Room for improvement
Although it is now over five years since the MGNREGS became operational in India, the people of Orissa have lost faith in the scheme because of several lapses at the policy and implementation levels. The state has to devise appropriate action to reinstate the people’s faith and take the scheme forward.
The first step would be to address the issue of delayed payments. Experimentation in involving new technology for payments through smart cards (branchless banking pilot scheme), in Ganjam district, has been promising.
In migration-prone areas, the district administration should take special care to start work before the migration season, and continue during the lean agricultural season; also, to make timely payments. This would prevent a lot of people from leaving the state in search of work.
Orissa should provide an unemployment allowance to job-seekers in the event of delays in giving out work, charge officials responsible for causing the delays and, of course, compensate workers under the Payment of Wages Act 1936 in case of delayed payments. It should not hesitate to invoke Section 25 of the Act and penalise errant implementers. Such measures would discourage people from taking the law for granted.

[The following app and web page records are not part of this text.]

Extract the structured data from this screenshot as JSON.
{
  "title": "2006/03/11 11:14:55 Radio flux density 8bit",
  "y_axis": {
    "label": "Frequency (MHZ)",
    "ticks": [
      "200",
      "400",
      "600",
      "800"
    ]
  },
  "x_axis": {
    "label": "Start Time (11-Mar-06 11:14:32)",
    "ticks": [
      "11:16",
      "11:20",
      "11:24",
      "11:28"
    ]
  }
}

Ultimately what is needed is the political and administrative will to implement the scheme according to the provisions of law. In the absence of this vital element, the MGNREGS could meet the same fate as other government schemes that do well on paper but falter on the ground.